Brief: The range to repeat runs from the line with "Decode this image" to the last line below, both ends included; give it exactly and without pictures.

(Records excerpted from a collection)
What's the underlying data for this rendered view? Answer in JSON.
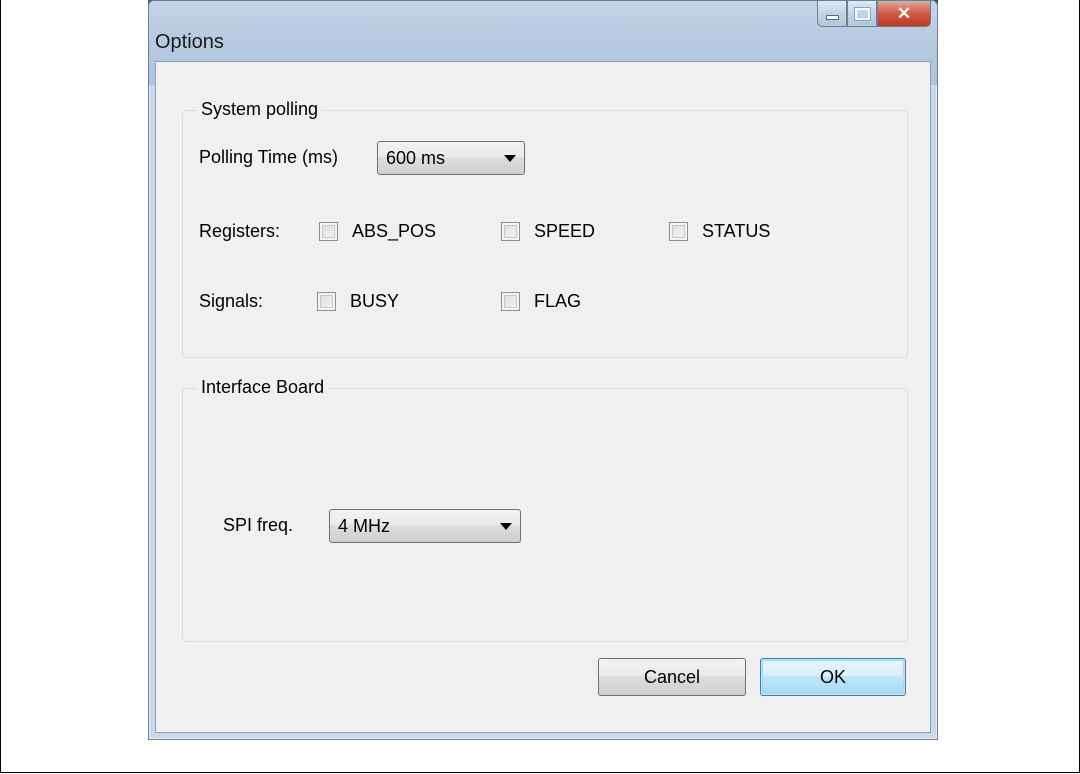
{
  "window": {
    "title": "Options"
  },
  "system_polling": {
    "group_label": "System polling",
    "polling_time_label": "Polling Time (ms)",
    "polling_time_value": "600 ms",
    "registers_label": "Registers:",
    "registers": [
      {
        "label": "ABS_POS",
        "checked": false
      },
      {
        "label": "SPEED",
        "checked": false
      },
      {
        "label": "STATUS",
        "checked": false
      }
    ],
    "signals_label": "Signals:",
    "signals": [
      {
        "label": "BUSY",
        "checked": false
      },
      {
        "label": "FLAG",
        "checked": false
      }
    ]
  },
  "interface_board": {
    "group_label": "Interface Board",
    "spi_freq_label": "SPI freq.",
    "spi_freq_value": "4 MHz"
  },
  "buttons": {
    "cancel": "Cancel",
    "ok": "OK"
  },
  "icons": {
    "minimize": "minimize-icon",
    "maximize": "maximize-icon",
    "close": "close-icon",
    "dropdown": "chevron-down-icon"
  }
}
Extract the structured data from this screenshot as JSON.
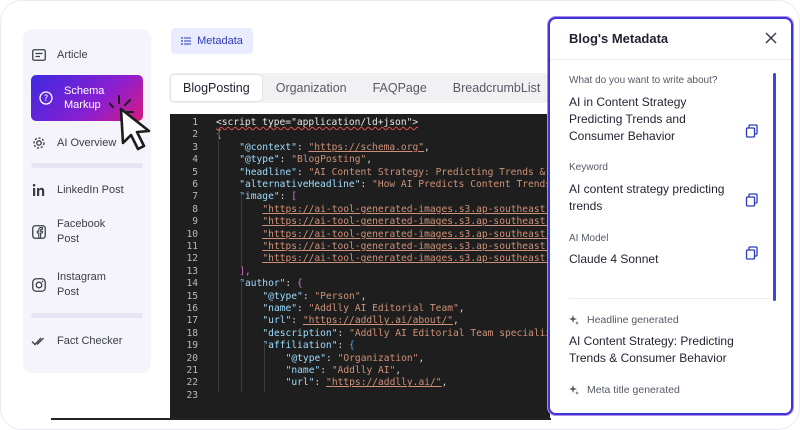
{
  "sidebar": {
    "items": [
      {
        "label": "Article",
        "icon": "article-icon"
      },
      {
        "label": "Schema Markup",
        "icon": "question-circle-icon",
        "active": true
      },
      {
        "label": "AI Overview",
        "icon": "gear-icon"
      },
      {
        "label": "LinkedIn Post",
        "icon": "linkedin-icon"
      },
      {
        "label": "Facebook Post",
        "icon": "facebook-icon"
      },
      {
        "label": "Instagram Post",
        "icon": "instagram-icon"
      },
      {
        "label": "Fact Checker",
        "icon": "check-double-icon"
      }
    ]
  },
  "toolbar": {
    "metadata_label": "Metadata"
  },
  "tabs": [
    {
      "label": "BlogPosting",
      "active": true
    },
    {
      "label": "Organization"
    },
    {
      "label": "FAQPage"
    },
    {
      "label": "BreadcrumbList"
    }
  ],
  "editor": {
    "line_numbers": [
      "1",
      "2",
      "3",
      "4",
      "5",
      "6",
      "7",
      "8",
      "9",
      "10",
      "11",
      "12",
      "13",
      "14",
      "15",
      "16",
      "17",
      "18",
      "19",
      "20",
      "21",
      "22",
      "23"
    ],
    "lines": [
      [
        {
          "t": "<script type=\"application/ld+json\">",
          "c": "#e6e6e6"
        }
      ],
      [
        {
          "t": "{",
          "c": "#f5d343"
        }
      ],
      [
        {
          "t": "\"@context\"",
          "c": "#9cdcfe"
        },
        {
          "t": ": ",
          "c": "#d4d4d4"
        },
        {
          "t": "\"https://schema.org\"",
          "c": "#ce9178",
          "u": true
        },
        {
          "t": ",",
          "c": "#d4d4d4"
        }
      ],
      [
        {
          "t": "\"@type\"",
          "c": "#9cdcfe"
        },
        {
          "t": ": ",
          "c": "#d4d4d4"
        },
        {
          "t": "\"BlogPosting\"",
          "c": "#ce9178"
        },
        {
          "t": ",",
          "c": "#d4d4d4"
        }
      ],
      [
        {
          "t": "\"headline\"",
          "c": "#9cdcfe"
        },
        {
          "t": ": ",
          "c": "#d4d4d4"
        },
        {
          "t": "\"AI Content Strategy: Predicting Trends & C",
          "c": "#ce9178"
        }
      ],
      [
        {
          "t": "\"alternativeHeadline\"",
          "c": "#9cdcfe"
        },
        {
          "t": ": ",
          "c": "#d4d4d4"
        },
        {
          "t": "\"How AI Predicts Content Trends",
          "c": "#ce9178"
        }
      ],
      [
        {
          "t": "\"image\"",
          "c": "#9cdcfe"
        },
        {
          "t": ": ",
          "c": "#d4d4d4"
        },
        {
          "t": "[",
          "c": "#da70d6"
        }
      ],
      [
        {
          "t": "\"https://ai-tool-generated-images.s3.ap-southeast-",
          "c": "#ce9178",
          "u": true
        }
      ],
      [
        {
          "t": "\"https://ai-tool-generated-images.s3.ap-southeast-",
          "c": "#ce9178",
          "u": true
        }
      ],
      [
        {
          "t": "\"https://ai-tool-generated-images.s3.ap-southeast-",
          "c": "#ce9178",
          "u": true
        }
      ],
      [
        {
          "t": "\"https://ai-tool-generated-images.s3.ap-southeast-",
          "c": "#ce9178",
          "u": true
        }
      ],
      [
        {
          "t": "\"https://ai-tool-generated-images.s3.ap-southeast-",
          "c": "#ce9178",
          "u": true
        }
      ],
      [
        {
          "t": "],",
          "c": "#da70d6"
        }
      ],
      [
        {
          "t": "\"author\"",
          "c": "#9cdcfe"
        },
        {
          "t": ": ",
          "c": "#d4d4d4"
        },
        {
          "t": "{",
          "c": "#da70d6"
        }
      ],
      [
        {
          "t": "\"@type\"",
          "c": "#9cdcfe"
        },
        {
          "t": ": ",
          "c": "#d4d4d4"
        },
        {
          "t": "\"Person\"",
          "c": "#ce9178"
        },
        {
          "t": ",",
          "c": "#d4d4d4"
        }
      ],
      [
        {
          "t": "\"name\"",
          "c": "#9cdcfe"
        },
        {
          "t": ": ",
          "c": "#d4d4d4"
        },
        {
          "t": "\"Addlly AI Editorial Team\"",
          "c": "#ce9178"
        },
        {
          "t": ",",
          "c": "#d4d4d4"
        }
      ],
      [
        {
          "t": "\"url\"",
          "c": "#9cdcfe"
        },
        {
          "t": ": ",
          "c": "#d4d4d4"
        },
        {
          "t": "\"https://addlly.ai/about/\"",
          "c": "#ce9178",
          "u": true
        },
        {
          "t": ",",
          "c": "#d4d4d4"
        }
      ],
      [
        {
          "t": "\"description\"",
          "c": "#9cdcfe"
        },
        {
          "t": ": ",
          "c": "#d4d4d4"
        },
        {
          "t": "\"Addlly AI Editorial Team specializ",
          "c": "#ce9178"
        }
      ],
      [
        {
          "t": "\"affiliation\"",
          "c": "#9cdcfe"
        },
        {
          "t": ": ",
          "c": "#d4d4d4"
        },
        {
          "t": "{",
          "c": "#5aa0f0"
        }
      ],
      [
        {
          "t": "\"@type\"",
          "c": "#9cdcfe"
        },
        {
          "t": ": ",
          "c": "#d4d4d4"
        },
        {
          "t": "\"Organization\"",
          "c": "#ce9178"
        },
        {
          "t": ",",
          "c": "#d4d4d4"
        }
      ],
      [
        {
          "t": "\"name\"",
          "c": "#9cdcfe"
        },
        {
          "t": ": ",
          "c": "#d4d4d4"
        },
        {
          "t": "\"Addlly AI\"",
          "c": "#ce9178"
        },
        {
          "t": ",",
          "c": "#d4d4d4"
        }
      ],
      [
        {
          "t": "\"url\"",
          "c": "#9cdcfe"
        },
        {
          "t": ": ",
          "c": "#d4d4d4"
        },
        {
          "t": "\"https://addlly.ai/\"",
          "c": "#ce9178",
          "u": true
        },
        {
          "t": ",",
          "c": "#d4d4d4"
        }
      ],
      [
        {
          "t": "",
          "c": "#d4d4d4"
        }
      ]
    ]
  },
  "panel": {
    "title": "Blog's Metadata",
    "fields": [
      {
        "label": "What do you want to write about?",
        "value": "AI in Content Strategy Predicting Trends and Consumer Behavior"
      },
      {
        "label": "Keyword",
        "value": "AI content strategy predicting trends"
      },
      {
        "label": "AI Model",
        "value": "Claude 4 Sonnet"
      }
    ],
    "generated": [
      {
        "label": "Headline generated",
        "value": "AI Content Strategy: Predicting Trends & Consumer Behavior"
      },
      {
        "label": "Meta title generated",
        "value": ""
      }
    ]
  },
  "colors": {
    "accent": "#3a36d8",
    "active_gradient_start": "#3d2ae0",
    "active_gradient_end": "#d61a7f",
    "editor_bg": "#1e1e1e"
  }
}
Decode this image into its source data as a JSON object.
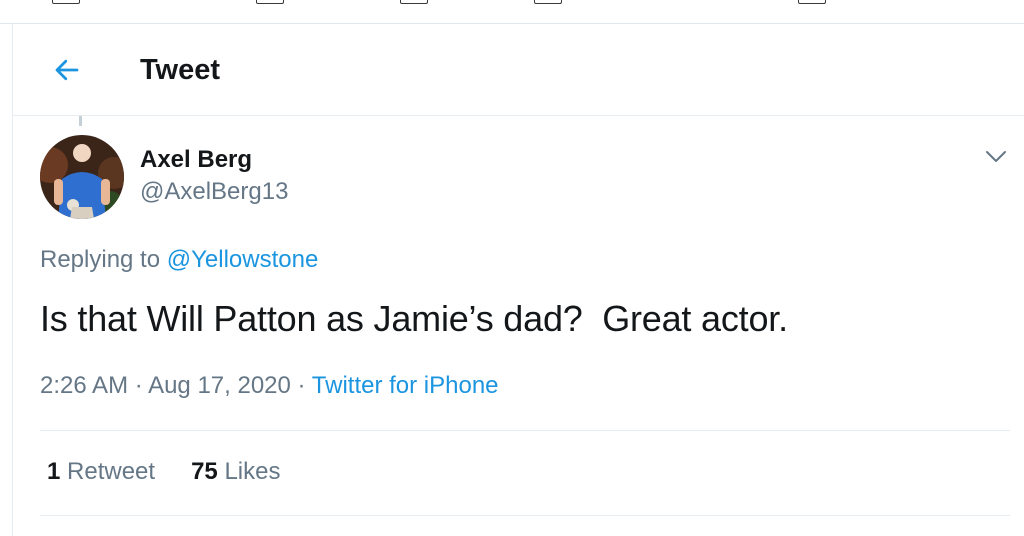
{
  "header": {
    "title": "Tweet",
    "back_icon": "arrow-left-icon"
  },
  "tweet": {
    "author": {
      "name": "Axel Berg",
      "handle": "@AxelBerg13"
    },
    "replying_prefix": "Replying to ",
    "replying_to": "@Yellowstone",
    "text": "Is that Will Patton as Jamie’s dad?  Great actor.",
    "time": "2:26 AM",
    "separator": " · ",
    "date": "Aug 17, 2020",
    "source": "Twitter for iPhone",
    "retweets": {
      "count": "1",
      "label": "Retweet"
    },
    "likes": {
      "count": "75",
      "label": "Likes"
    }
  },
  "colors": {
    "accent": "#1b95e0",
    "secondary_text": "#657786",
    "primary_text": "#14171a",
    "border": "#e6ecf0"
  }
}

Solution for this exercise:
Decode this image into its source data as a JSON object.
{
  "header": {
    "title": "Tweet",
    "back_icon": "arrow-left-icon"
  },
  "tweet": {
    "author": {
      "name": "Axel Berg",
      "handle": "@AxelBerg13"
    },
    "replying_prefix": "Replying to ",
    "replying_to": "@Yellowstone",
    "text": "Is that Will Patton as Jamie’s dad?  Great actor.",
    "time": "2:26 AM",
    "separator": " · ",
    "date": "Aug 17, 2020",
    "source": "Twitter for iPhone",
    "retweets": {
      "count": "1",
      "label": "Retweet"
    },
    "likes": {
      "count": "75",
      "label": "Likes"
    }
  },
  "colors": {
    "accent": "#1b95e0",
    "secondary_text": "#657786",
    "primary_text": "#14171a",
    "border": "#e6ecf0"
  }
}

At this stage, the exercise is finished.